Ramona hasn't spoken to her daughter Jennifer in six months. "Jennifer and I are very different," Ramona says. "She's very promiscuous. She does drugs. She drinks. She wants to be the center of attention."

Their already troubled relationship was forced to the breaking point when Jennifer was picked up for a DUI and put in jail. "My granddaughter was in the car with her," Ramona says. "My granddaughter was put into foster care for three days and I went ballistic. She could have killed my granddaughter. She could have killed herself...we just quit talking."

"My mom is a judgmental person," Jennifer says. "I can't tell her anything. I don't feel she loves me...I think my problem is having fun. I'm an extreme want-to-have-fun person."

Jennifer says that she had been drinking from 11 in the morning until 8 at night before driving with her baby daughter in the car.

"I don't even know what to say to that," Oprah says. "Do you know what to say to yourself at this point?"

"It's something I think about every hour...I've come to grips with it and I've had six months to get a process going in my life. I've been to meetings for the DUI."

Dr. Saltz

Dr. Gail Saltz, M.D., author of Becoming Real, is a psychotherapist who helps mothers and daughters overcome conflict. "First," she says, "can I say overall that there is a tremendous amount of anger going on which is masking sadness. I think Jennifer is extremely self-destructive. You're trying to get attention from your mom. Negative attention often feels better than no attention at all, sadly. And Ramona, you've really defined your daughter by her mistakes."

Oprah points out that a key word Jennifer used was "extreme"—she wants to have extreme fun. "Yes, definitely," Dr. Saltz agrees. "I think that fun is [Jennifer's] defense against sad, against anxious."

Ramona and Jennifer believe that they've been through too much and will never be able to reconcile. Dr. Saltz tells them "there's never too much water under the bridge. There really is always time if both of you want it and are willing to work for it."
Ramona and Jennifer

Oprah asks Ramona and Jennifer what they'd like most to say to each other.

Ramona: I want to say I'm sorry for being very critical of you. I love you and I really want to start over. Let's move forward from here.

Jennifer: I want you to accept me. You know the bad parts because that's what you see in me, but there's more. And I'm sorry, too. You know I love you.

Oprah: That's a beginning.

Debbie and Jennifer

This daughter says that even though she's a grown woman, her mother, Debbie, checks up on her like a detective.

"I'm 27 years old," says Jennifer, "and my mom still treats me like I'm 12 years old. My mom is nosy, controlling and judgmental.
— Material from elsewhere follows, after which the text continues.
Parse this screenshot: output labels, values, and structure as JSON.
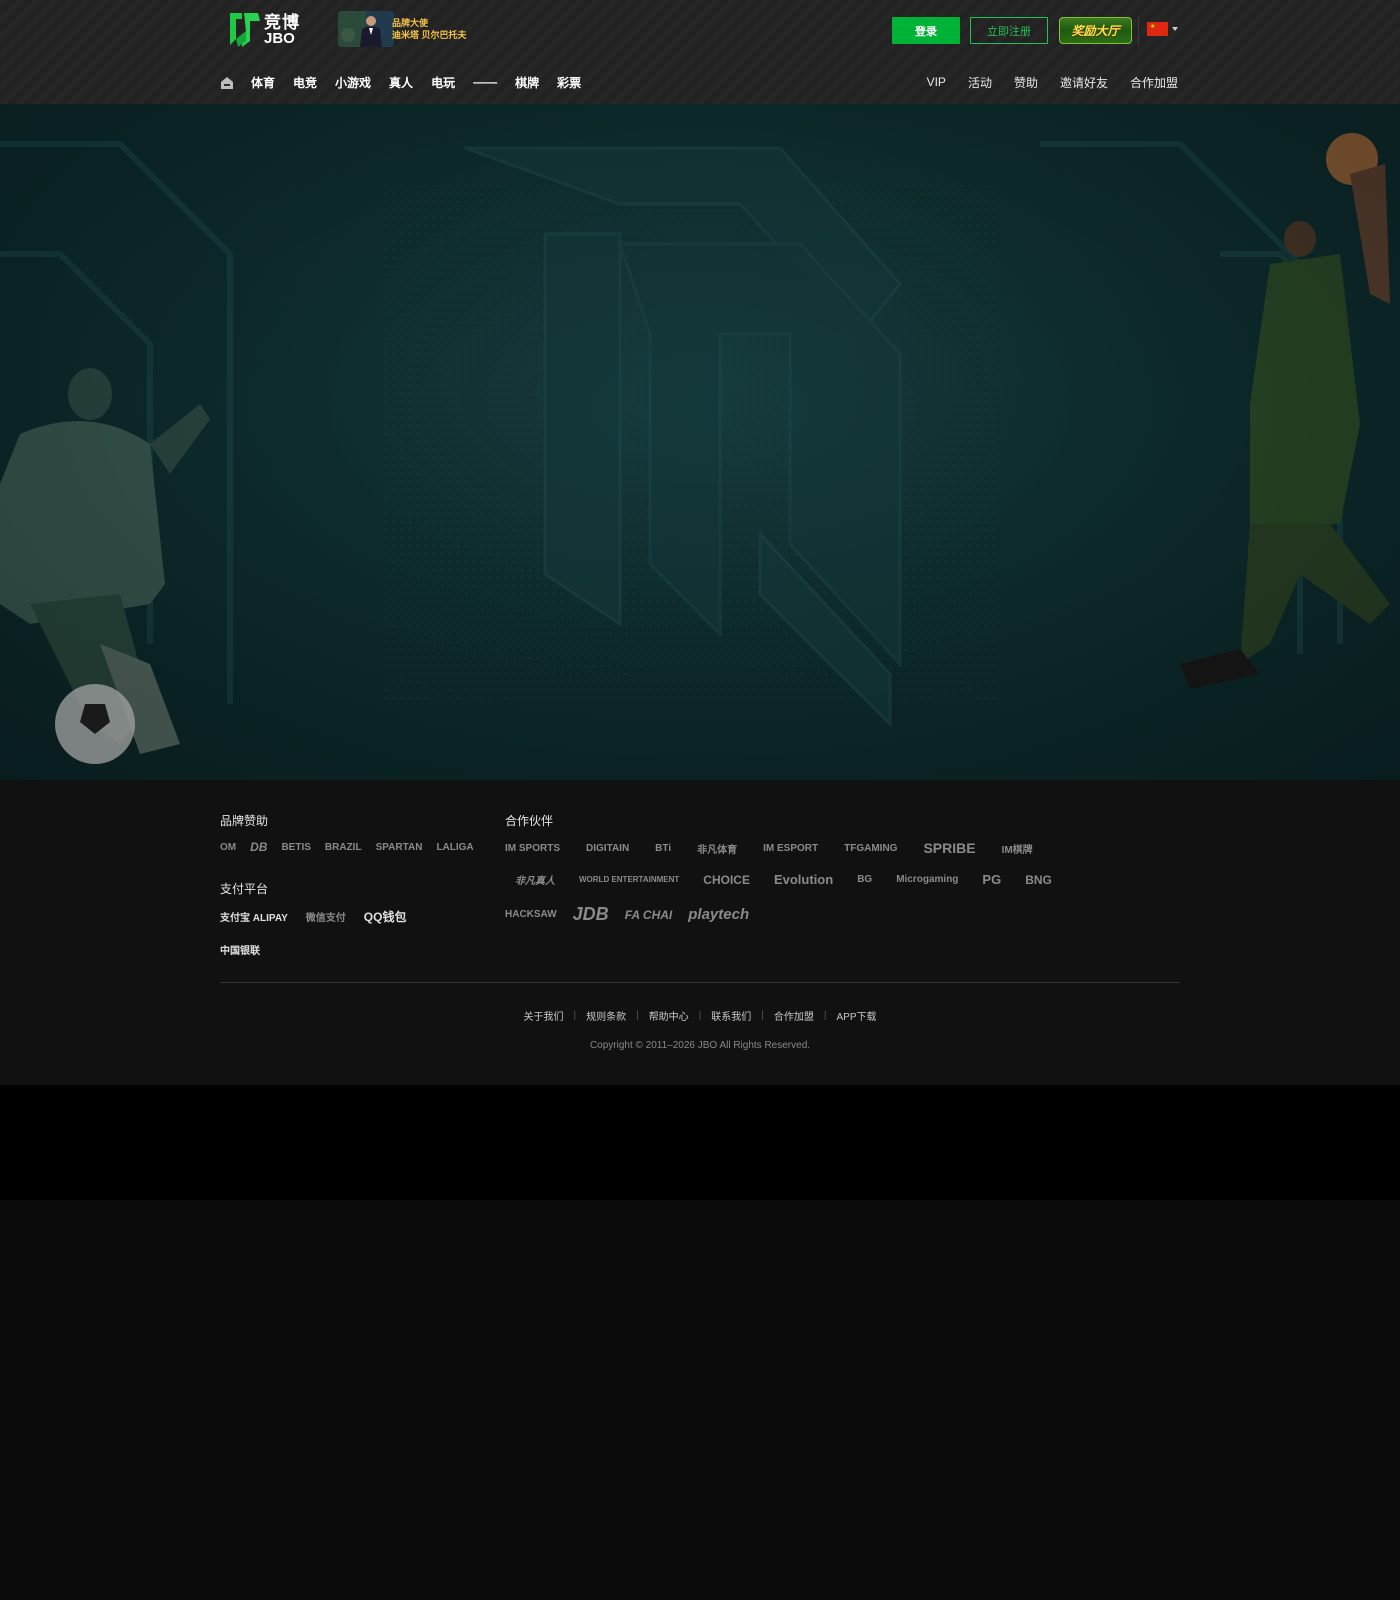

She's constantly checking up on me and calling on the phone. She even follows me in her car!"

Debbie says that she worries about Jennifer because she disapproves of her lifestyle: "She'll go out to the bars...She has two babies and going out to the bar is not right...Jennifer withholds a lot of things from me and that's where I become nosy. She just doesn't tell me the truth sometimes...I crave one-on-one time with Jennifer. I want to be her best friend."

Dr. Saltz
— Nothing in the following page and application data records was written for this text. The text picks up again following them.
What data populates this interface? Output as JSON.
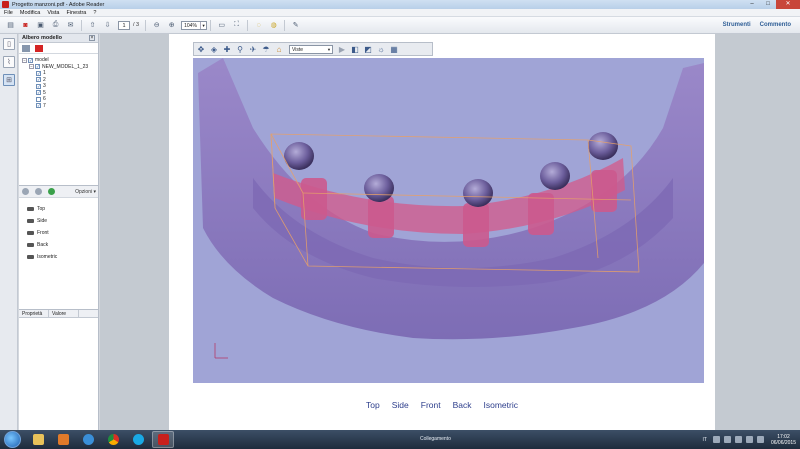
{
  "window": {
    "title": "Progetto manzoni.pdf - Adobe Reader",
    "controls": [
      "–",
      "□",
      "✕"
    ]
  },
  "menu": [
    "File",
    "Modifica",
    "Vista",
    "Finestra",
    "?"
  ],
  "toolbar": {
    "page_current": "1",
    "page_total": "/ 3",
    "zoom": "104%",
    "right_tools": "Strumenti",
    "right_comment": "Commento"
  },
  "model_panel": {
    "title": "Albero modello",
    "tree": [
      {
        "label": "model",
        "level": 0,
        "checked": true,
        "expander": "−"
      },
      {
        "label": "NEW_MODEL_1_23",
        "level": 1,
        "checked": true,
        "expander": "−"
      },
      {
        "label": "1",
        "level": 2,
        "checked": true,
        "expander": ""
      },
      {
        "label": "2",
        "level": 2,
        "checked": true,
        "expander": ""
      },
      {
        "label": "3",
        "level": 2,
        "checked": true,
        "expander": ""
      },
      {
        "label": "5",
        "level": 2,
        "checked": true,
        "expander": ""
      },
      {
        "label": "6",
        "level": 2,
        "checked": false,
        "expander": ""
      },
      {
        "label": "7",
        "level": 2,
        "checked": true,
        "expander": ""
      }
    ],
    "options_label": "Opzioni",
    "views": [
      "Top",
      "Side",
      "Front",
      "Back",
      "Isometric"
    ],
    "props_cols": [
      "Proprietà",
      "Valore"
    ]
  },
  "viewer": {
    "views_dropdown": "Viste",
    "nav_links": [
      "Top",
      "Side",
      "Front",
      "Back",
      "Isometric"
    ],
    "colors": {
      "background": "#a0a4d6",
      "gum": "#8f7bc4",
      "bar": "#d45a8a",
      "implant": "#6b5a9a",
      "bbox": "#e6a06a"
    }
  },
  "taskbar": {
    "center_text": "Collegamento",
    "lang": "IT",
    "time": "17:02",
    "date": "06/06/2015"
  }
}
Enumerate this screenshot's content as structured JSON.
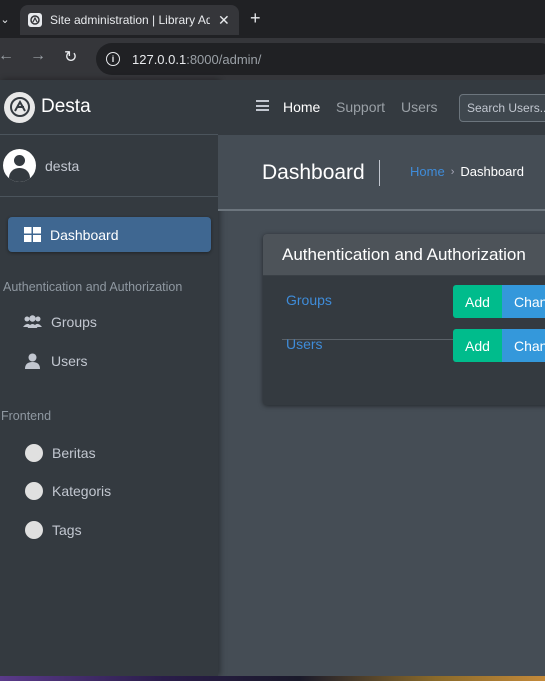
{
  "browser": {
    "tab_title": "Site administration | Library Admin",
    "url_host": "127.0.0.1",
    "url_path": ":8000/admin/"
  },
  "sidebar": {
    "brand": "Desta",
    "user_name": "desta",
    "active_item": "Dashboard",
    "sections": [
      {
        "header": "Authentication and Authorization",
        "items": [
          "Groups",
          "Users"
        ]
      },
      {
        "header": "Frontend",
        "items": [
          "Beritas",
          "Kategoris",
          "Tags"
        ]
      }
    ]
  },
  "topnav": {
    "links": [
      "Home",
      "Support",
      "Users"
    ],
    "search_placeholder": "Search Users..."
  },
  "content": {
    "page_title": "Dashboard",
    "breadcrumb": [
      "Home",
      "Dashboard"
    ],
    "card_title": "Authentication and Authorization",
    "rows": [
      {
        "label": "Groups",
        "add": "Add",
        "change": "Change"
      },
      {
        "label": "Users",
        "add": "Add",
        "change": "Change"
      }
    ]
  },
  "colors": {
    "sidebar_bg": "#343a40",
    "active_item": "#3f6791",
    "link": "#3f8cd9",
    "add_button": "#00bc8c",
    "change_button": "#3498db"
  }
}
"[Your daughter] has to have certain things private," Dr. Saltz tells Debbie. "If you are a successful mother, your chick will fly from the nest—She would want you in her life if you weren't there 24/7. So if you get out, she will make you feel [wanted]."